Data entries:
▼

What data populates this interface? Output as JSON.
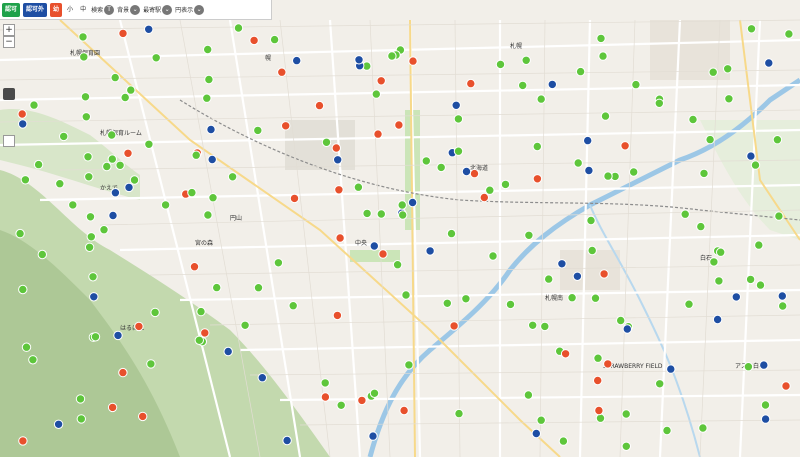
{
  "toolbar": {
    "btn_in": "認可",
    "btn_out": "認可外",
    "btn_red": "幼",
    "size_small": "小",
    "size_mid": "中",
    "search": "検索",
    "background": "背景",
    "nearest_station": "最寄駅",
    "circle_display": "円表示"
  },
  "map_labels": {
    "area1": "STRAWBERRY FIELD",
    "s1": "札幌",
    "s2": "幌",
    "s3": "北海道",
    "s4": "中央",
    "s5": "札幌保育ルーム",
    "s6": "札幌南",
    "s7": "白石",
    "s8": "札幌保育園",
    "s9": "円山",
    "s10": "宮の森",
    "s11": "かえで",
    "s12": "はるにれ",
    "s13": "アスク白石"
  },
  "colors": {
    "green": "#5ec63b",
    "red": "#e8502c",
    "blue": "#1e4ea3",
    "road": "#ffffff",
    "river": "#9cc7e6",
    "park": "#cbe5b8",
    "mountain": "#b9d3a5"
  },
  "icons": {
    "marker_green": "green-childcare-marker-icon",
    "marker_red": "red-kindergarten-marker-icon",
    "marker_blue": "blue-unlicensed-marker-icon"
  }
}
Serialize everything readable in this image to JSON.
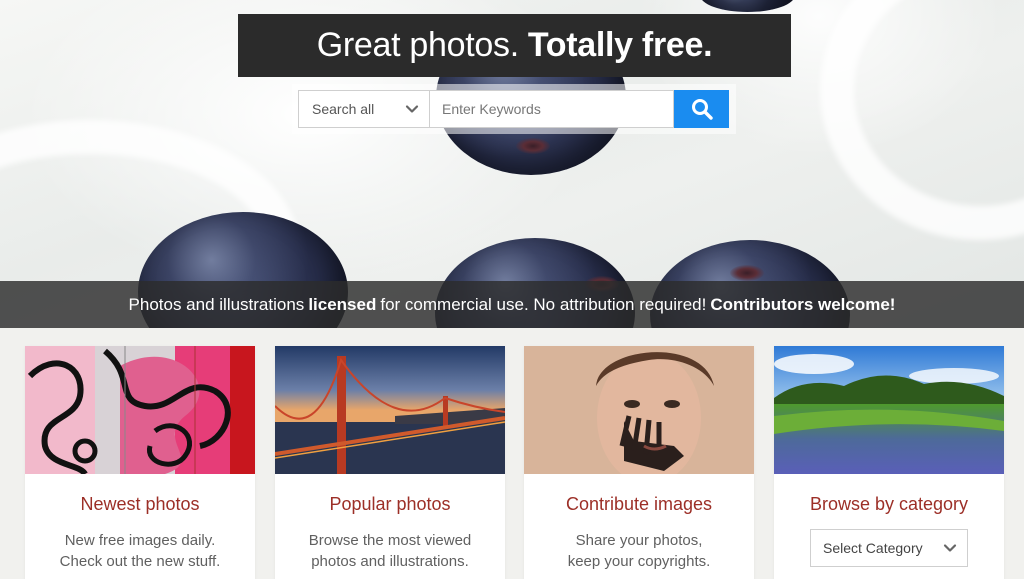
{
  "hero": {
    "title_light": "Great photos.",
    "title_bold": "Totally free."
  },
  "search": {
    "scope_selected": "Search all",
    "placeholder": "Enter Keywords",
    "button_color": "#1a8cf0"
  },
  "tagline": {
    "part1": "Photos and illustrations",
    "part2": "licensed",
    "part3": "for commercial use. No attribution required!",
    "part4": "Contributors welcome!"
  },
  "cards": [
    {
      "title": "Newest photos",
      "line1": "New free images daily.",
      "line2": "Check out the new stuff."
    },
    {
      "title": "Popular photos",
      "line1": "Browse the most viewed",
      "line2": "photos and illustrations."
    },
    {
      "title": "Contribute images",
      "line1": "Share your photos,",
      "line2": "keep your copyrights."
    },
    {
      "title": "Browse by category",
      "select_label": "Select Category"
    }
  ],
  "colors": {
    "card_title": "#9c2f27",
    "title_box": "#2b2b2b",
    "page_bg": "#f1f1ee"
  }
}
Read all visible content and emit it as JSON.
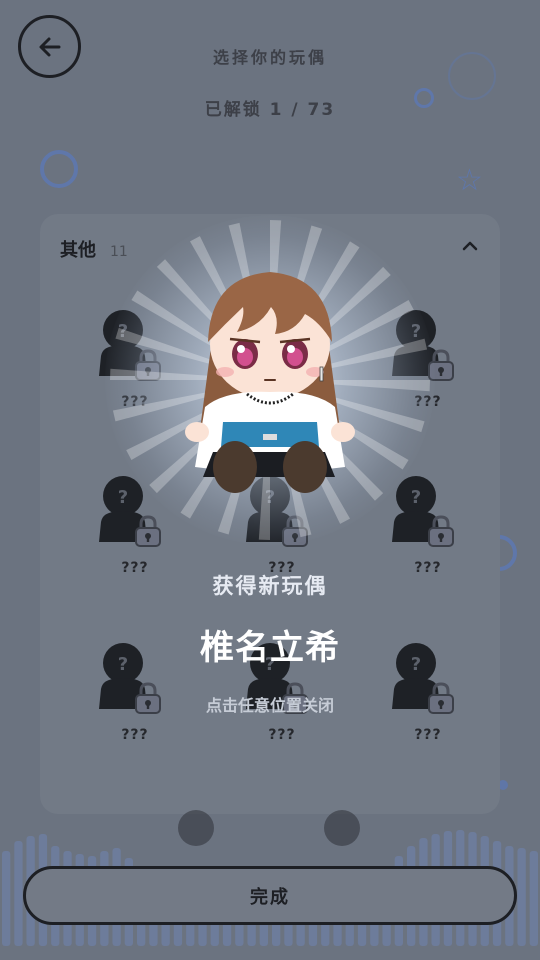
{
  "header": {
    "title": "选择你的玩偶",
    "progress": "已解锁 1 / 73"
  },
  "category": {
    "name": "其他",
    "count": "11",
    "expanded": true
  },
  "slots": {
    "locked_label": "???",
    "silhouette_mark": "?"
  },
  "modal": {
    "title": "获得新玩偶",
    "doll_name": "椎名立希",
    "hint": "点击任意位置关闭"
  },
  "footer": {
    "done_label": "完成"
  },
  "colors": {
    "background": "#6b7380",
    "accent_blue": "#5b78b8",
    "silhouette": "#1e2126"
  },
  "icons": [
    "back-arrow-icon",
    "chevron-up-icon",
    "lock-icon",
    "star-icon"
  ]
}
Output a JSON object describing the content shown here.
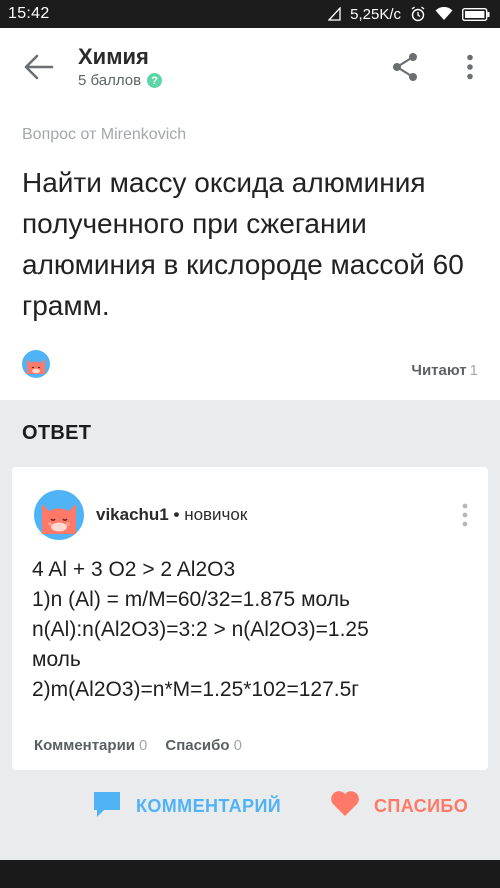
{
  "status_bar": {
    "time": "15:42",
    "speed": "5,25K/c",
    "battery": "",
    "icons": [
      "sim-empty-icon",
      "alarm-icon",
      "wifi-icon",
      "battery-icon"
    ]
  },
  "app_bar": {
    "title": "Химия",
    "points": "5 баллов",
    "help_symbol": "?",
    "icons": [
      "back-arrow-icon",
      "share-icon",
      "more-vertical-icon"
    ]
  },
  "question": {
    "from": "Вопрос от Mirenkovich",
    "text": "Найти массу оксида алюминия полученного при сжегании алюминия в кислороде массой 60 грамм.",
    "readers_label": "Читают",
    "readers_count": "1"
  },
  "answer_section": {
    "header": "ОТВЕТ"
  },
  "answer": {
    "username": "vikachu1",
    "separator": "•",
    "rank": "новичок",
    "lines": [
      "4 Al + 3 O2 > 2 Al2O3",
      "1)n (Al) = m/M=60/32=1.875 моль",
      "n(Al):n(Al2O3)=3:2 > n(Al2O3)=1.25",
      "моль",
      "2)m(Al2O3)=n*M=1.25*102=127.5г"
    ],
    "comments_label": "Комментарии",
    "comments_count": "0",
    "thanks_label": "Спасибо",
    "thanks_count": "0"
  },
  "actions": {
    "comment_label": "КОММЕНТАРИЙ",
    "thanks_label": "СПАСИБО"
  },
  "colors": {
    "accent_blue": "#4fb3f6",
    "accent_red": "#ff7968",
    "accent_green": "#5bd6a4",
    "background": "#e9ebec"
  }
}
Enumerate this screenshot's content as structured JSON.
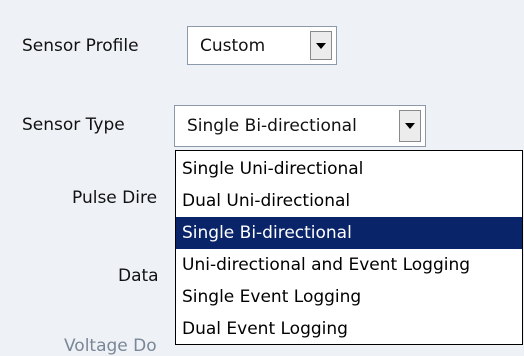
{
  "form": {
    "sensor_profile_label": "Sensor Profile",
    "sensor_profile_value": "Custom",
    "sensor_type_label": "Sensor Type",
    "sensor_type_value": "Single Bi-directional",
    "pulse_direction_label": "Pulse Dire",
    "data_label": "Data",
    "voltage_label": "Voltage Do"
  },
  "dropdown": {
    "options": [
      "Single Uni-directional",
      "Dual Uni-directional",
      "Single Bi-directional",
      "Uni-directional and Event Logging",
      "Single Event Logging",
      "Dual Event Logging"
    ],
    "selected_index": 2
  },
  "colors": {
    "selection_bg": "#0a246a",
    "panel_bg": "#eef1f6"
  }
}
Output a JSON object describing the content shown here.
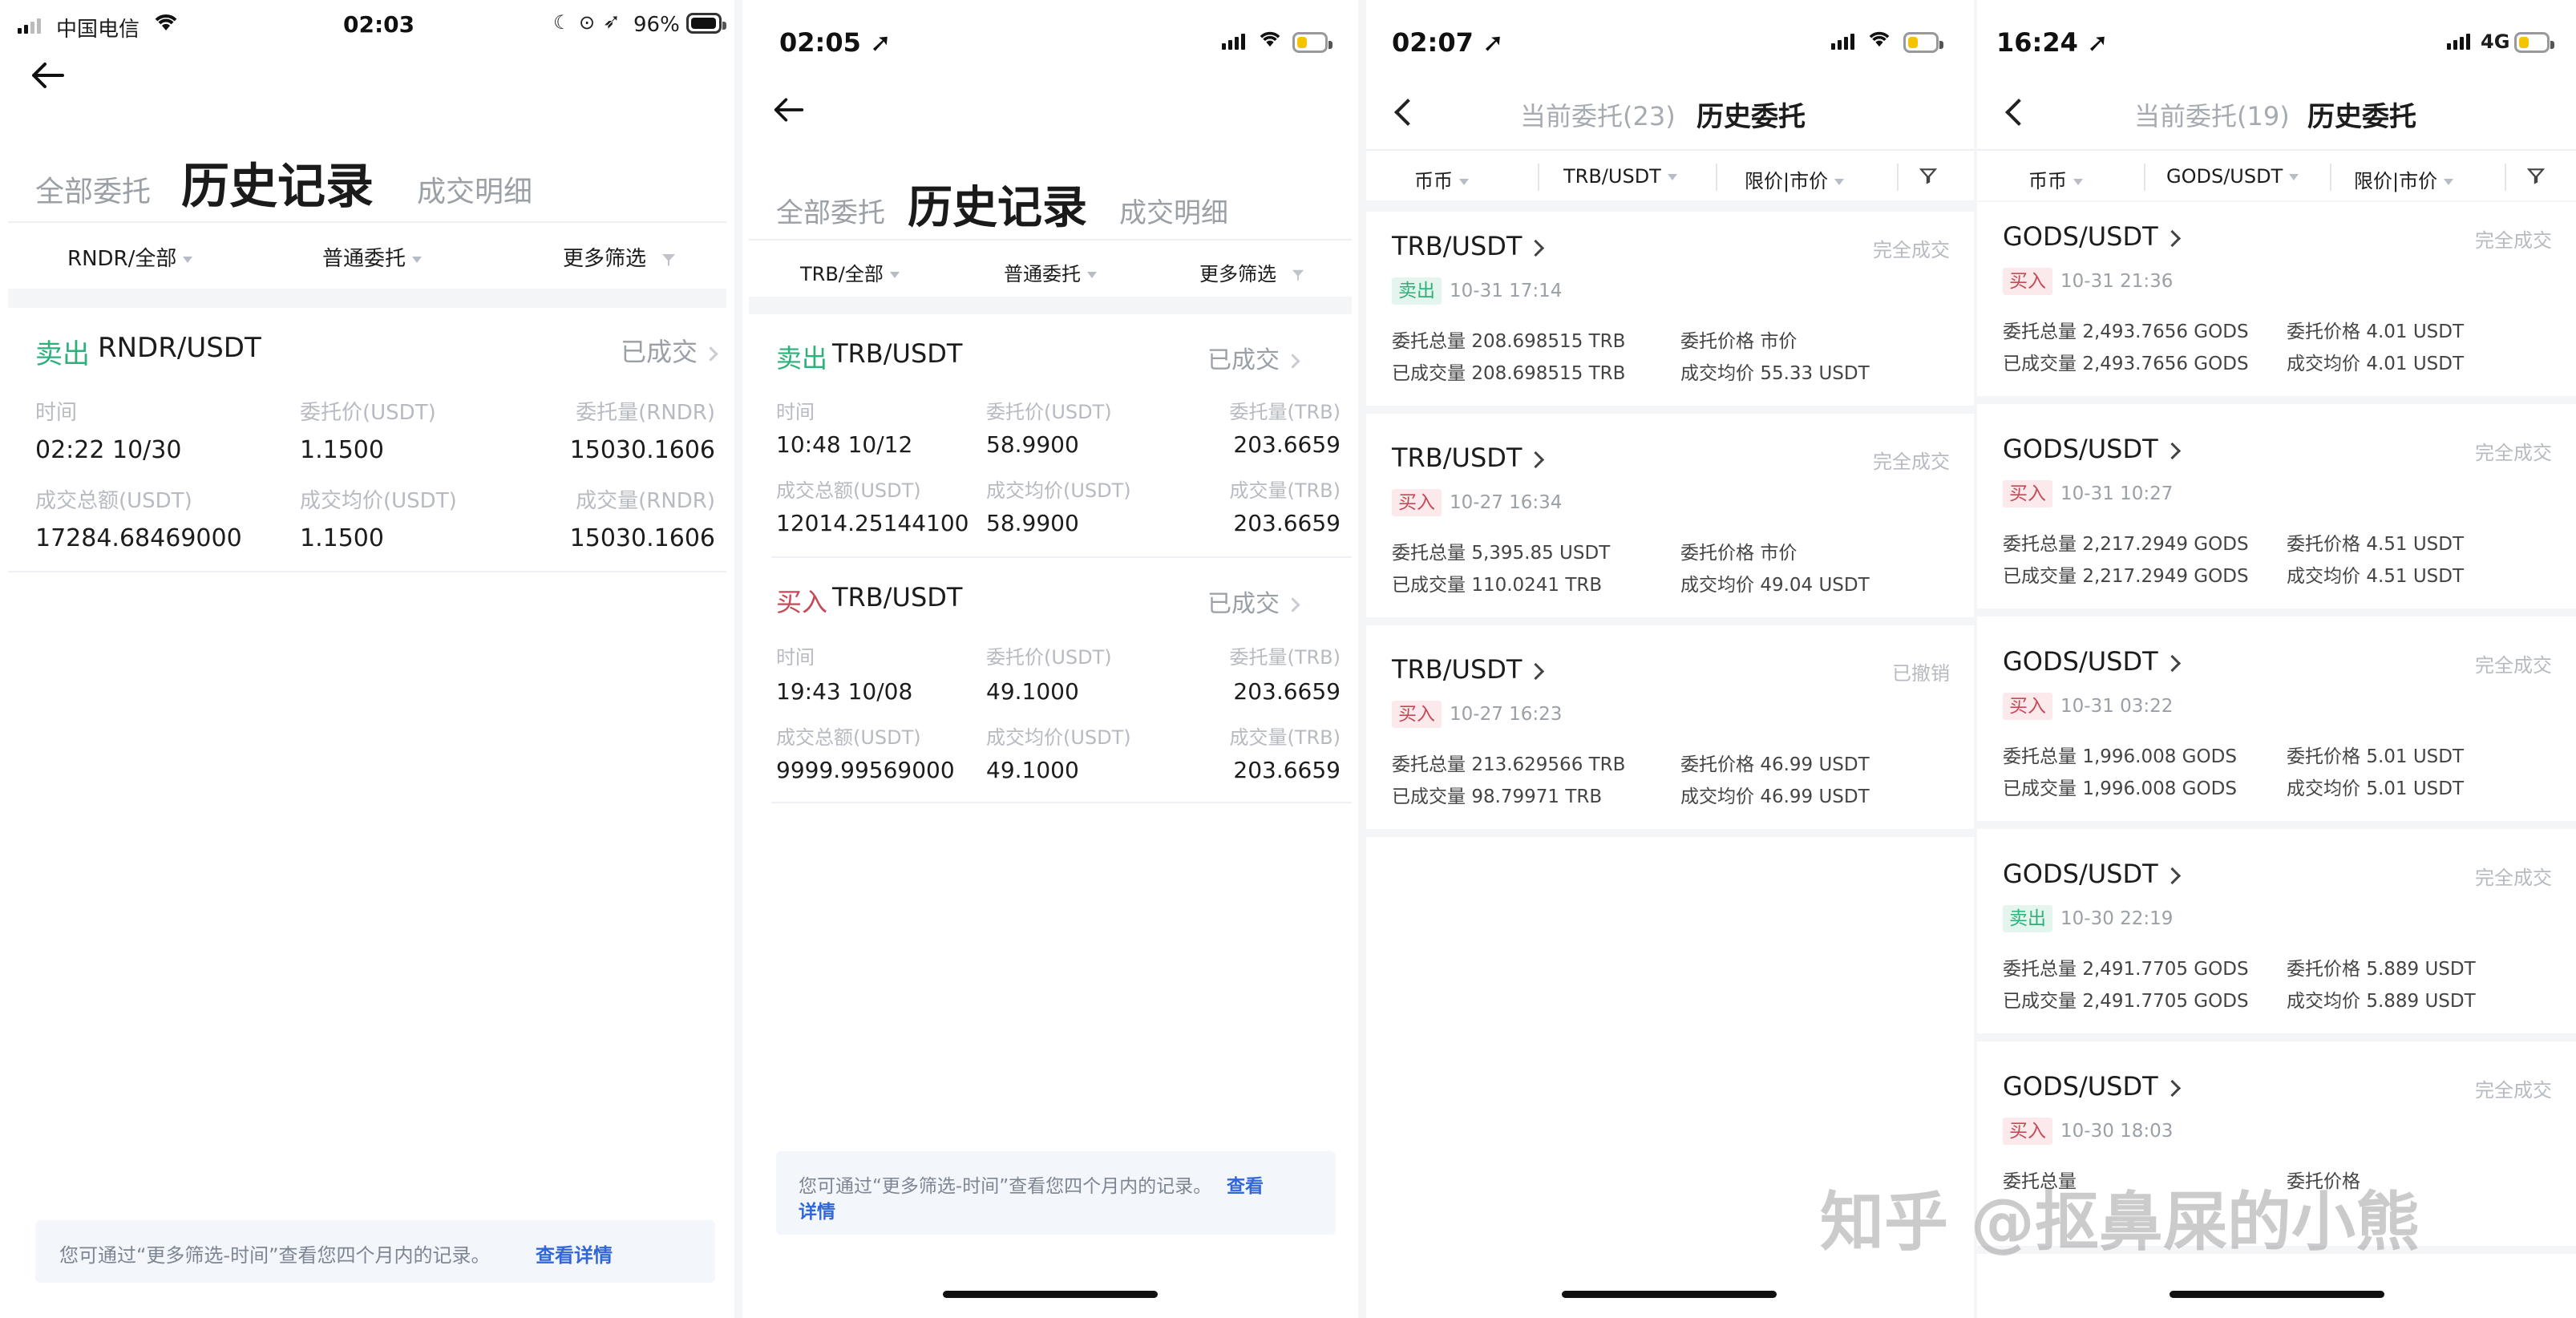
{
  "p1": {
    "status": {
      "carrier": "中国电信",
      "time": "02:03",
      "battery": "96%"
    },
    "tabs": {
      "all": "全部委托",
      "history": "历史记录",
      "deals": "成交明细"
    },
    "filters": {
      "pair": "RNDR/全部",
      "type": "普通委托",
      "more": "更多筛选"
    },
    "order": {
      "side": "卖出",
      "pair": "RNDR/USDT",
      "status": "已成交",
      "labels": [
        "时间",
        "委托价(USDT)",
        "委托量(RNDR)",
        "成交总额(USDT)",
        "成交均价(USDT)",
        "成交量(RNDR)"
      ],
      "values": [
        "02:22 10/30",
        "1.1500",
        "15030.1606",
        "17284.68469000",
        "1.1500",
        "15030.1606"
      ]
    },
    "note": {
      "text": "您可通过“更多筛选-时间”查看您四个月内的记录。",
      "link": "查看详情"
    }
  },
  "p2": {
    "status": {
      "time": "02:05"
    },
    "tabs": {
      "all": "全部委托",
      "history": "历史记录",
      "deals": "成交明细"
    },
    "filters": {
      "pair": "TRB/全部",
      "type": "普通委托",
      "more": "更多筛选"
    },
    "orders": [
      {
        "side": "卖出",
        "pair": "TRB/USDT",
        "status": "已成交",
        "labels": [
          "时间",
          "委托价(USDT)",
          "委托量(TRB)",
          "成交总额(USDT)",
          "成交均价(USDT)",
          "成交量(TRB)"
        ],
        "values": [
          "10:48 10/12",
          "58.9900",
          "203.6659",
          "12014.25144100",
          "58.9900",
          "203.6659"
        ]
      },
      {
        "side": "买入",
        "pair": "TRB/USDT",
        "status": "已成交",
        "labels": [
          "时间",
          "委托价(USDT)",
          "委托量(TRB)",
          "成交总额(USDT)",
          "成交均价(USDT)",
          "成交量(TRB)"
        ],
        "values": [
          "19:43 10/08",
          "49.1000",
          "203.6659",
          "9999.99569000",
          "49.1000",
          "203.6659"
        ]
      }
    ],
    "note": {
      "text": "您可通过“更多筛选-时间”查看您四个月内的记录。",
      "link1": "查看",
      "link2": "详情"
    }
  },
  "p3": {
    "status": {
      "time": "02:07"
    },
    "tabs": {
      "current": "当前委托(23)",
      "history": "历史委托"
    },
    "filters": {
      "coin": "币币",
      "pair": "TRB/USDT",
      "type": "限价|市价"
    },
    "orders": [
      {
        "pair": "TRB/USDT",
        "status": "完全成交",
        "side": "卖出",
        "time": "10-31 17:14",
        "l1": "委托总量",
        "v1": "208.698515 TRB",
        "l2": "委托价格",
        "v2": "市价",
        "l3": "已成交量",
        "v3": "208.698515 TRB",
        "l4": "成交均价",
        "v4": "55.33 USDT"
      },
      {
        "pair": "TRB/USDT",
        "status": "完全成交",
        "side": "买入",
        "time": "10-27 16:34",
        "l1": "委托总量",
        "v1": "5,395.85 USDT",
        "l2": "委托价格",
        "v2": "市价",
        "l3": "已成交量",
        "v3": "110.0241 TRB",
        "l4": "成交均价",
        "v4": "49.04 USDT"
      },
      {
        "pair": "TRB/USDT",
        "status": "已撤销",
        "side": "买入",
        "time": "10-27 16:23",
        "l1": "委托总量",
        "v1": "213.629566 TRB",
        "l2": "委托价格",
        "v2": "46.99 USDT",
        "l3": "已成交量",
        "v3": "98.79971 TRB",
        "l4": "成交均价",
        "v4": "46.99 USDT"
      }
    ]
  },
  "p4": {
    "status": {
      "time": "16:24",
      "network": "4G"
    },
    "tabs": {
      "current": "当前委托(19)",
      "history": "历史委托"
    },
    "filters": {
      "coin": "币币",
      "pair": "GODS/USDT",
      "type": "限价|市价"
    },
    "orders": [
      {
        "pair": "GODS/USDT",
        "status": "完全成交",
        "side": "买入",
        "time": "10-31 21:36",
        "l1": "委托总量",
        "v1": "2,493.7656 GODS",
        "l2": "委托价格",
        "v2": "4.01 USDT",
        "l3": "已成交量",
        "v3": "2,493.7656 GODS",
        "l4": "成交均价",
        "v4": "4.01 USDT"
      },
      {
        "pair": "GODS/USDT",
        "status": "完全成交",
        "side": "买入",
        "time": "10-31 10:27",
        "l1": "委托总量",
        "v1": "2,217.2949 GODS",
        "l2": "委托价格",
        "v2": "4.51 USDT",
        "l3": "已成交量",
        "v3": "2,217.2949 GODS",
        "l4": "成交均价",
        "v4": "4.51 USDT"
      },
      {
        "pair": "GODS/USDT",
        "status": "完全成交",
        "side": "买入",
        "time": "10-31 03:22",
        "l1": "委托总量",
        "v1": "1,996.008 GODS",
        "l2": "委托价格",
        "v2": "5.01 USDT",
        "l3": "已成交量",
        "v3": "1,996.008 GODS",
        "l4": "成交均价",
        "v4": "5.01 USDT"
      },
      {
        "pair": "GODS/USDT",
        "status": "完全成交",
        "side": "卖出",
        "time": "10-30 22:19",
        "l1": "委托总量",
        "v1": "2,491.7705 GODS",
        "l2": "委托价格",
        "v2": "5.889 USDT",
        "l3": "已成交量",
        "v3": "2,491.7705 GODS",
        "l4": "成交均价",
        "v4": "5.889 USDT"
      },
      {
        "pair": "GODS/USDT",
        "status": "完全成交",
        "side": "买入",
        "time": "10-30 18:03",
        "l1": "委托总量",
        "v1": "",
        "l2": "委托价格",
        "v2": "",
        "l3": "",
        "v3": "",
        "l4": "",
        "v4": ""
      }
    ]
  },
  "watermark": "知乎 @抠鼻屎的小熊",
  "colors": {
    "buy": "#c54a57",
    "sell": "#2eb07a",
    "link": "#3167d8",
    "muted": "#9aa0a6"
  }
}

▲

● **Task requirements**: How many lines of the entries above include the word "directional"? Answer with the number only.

● **Exercise output**: 5